Aim of the exercise ▸
Filter the records down to the lines that hold the word "Turn", and copy each of those lines.

* * * * * * *

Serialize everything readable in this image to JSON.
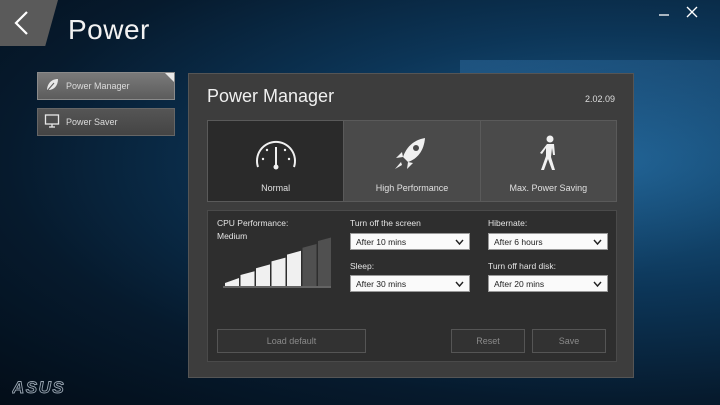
{
  "app": {
    "title": "Power",
    "brand": "ASUS"
  },
  "sidebar": {
    "items": [
      {
        "label": "Power Manager",
        "icon": "leaf-icon",
        "active": true
      },
      {
        "label": "Power Saver",
        "icon": "monitor-icon",
        "active": false
      }
    ]
  },
  "panel": {
    "title": "Power Manager",
    "version": "2.02.09",
    "modes": [
      {
        "label": "Normal",
        "icon": "gauge-icon",
        "selected": true
      },
      {
        "label": "High Performance",
        "icon": "rocket-icon",
        "selected": false
      },
      {
        "label": "Max. Power Saving",
        "icon": "walking-person-icon",
        "selected": false
      }
    ],
    "cpu": {
      "label": "CPU Performance:",
      "value": "Medium",
      "level": 5,
      "max_level": 7
    },
    "screen": {
      "label": "Turn off the screen",
      "value": "After 10 mins"
    },
    "hibernate": {
      "label": "Hibernate:",
      "value": "After 6 hours"
    },
    "sleep": {
      "label": "Sleep:",
      "value": "After 30 mins"
    },
    "harddisk": {
      "label": "Turn off hard disk:",
      "value": "After 20 mins"
    },
    "buttons": {
      "load_default": "Load default",
      "reset": "Reset",
      "save": "Save"
    }
  },
  "colors": {
    "selected_mode": "#2a2a2a",
    "panel_bg": "#3d3d3d",
    "bar_active": "#f0f0f0",
    "bar_inactive": "#505050"
  }
}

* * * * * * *

Exercise output ▸
      "label": "Turn off the screen",
      "label": "Turn off hard disk:",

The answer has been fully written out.